According to a prominent nuclear weapons expert in the country, China wants to create near-limitless clean energy using nuclear fusion power by 2028.
Professor Peng Xianjue of the Chinese Academy of Engineering Physics said during a seminar hosted by the Beijing-based think tank Techxcope that the Chinese government has approved the building of the world’s largest pulsed-power plant in Chengdu, Sichuan province.
“Fusion ignition is the jewel in the crown of science and technology in today’s world,” Professor Peng said, according to the South China Morning Post.
“Being the world’s first to achieve energy-scale fusion release will lay the most important milestone in the road to fusion energy for human beings.”
Nuclear fusion has been dubbed the “holy grail” of energy sources since it offers limitless power by duplicating the natural occurrences within the Sun, which release tremendous quantities of energy when hydrogen atoms collide to generate helium atoms.
Due to the high temperatures and complications of trapping the plasma at the reactor’s core, the technique has so far proven difficult.
Earlier this month, a team of South Korean researchers revealed for the first time that they had managed to sustain a nuclear fusion process operating at temperatures above 100 million°C for 30 seconds.
The best results so far achieved by Chinese scientists using an “artificial sun” is a reaction running at a slightly cooler 70 million degrees celsius for more than 17 minutes.
The Chinese power plant will rely on a Z-pinch machine, simulating a thermonuclear weapon’s fusion reaction using massive electric pusles. They are primarily employed to produce nuclear weapons and were only recently deemed a feasible approach to nuclear fusion energy due to distortions that occur within the plasma, causing it to collapse.

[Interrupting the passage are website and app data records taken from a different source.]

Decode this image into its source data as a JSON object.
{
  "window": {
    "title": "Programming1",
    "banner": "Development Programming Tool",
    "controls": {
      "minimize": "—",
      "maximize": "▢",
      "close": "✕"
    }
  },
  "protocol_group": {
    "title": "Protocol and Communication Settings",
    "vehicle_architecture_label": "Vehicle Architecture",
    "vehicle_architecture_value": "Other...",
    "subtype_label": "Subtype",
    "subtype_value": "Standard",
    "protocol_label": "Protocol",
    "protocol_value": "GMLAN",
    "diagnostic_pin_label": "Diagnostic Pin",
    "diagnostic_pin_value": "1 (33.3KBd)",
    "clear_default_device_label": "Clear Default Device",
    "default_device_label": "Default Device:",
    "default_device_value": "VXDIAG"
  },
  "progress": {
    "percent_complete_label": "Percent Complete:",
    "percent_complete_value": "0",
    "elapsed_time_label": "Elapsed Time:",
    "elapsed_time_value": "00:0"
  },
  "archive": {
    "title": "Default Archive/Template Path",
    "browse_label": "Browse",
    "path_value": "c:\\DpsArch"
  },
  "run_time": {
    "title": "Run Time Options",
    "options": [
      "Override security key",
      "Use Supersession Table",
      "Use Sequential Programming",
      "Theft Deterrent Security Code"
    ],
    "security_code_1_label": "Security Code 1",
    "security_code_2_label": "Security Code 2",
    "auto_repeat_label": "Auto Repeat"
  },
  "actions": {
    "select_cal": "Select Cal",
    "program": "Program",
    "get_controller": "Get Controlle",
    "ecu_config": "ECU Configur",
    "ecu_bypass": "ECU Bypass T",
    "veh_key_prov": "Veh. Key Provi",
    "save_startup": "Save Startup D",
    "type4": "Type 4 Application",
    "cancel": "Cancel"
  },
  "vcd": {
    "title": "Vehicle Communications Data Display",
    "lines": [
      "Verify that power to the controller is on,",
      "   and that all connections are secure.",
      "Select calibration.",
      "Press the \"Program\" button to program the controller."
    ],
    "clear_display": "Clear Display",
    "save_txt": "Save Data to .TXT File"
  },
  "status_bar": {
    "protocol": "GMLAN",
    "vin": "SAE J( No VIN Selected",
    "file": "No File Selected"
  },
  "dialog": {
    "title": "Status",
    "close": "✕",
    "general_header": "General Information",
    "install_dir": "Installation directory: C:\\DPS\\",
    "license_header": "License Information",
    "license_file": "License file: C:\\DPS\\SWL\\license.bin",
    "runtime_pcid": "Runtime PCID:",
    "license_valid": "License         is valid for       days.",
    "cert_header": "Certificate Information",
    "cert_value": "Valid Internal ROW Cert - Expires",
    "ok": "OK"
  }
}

New techniques for plasma stabilization, such as sheared axial flow, imply that a full-scale nuclear fusion reactor using this technology may be achievable soon. However, Professor Peng stated that the new plant’s fusion process would first be utilized to propel particles into uranium, fueling a fission reactor.
The Z-pinch machine is planned to be finished in 2025, with the entire facility slated to be completed in 2028. Professor Peng believes that by 2035, the plant will be capable of providing commercial nuclear fusion energy directly to the power grid.
Several hurdles remain until this final aim is realized, including the construction of specialized components capable of sustaining the process; however, if successful, it can fulfill energy demands for tens of thousands of years.